Many thanks for the tip re Lucio Russo – yes, it is a bit pricey I have to admit, may give it to myself as a Christmas present! Meanwhile I hope all’s well with the Leeds Mathematics Dept & that the academic year’s off to a good start. I see now what you mean by ‘not Greek’ – yes of course, mainly Alexandria and Sicily. I certainly remember Euclid being Alexandrian. I got a lot of this from a book called ‘Mathematics and Western Culture’ by Morris Kline – a bit dated now but when I was at university in the early 70s was quite a revelation about the place of mathematics in broader culture.

I still wonder about the Minoans, though – I’ve been a fan of volcanoes since childhood and in about 1971 or 72 my parents pointed me in the direction of a book called ‘The End of Atlantis’ about excavations on Crete which at that time had just uncovered what seemed to be a highly sophisticated civilisation brought down by a Krakatau-scale or bigger eruption on Thera Santorini. A Google search on ‘Minoans mathematics’ throws up some stuff but it looks a bit sensationalist & not scholarly so I don’t know.

Russo might be a bit heavy for Christmas reading, but hey, I once go VI Arnol’d’s book on Ordinary Differential Equations for Christmas so I can’t really make any comment.

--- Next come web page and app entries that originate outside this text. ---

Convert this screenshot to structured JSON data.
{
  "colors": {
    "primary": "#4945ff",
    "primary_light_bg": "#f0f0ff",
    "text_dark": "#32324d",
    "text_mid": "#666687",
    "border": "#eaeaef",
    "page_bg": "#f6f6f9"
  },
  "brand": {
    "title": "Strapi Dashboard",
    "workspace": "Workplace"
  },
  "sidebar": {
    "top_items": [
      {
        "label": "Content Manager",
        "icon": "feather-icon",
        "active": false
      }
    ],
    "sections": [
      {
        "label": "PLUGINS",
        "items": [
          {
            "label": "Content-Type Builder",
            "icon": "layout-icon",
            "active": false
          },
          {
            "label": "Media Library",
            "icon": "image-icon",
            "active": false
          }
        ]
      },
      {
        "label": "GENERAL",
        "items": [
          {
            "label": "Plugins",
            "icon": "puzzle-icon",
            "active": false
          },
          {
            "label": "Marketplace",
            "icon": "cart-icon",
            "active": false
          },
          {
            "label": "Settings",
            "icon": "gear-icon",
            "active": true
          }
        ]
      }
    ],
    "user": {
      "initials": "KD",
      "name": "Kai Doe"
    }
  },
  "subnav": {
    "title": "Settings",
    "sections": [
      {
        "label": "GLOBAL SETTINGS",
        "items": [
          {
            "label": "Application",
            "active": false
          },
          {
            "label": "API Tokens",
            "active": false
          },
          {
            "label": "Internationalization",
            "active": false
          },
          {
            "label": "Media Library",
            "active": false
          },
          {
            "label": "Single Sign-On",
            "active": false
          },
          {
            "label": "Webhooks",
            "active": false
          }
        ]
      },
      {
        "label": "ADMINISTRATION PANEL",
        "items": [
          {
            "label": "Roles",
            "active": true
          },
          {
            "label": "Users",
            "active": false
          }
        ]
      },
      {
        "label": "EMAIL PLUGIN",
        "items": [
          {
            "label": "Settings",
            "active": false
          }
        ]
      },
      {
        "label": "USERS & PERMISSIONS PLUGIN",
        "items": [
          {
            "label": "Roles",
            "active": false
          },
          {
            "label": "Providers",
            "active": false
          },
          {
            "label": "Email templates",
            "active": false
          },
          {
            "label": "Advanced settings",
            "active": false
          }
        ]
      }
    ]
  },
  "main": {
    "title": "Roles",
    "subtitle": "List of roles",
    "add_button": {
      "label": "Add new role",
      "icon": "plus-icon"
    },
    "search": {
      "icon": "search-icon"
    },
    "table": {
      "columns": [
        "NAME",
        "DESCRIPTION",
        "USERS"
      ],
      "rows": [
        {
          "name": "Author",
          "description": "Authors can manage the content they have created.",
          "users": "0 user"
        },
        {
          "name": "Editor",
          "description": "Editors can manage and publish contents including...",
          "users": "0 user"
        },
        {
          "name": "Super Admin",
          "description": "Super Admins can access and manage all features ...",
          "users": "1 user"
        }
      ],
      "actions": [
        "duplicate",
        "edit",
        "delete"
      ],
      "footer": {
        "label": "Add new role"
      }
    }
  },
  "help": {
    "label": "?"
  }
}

I’ve got a copy of Kline somewhere. What’s interesting about his book (see also Dan Pedoe, W. Sawyer or Lancelot Hogben) is that it contained quite a lot of complicated maths and yet was considered a “popular” account of mathematics. I’m not sure a publisher would attempt that sort of book these days.

Oops! I gave the wrong date for the Santorini eruption – my apologies. Correct date 1600 BCE approximately as far as I can see from an authoritative source: http://www.volcanolive.com/santorini.html (the site owner’s been active in the volcano business since 1988). Other estimates are for about 1630 BCE. At any rate 1470 BCE seems to be right out of the running.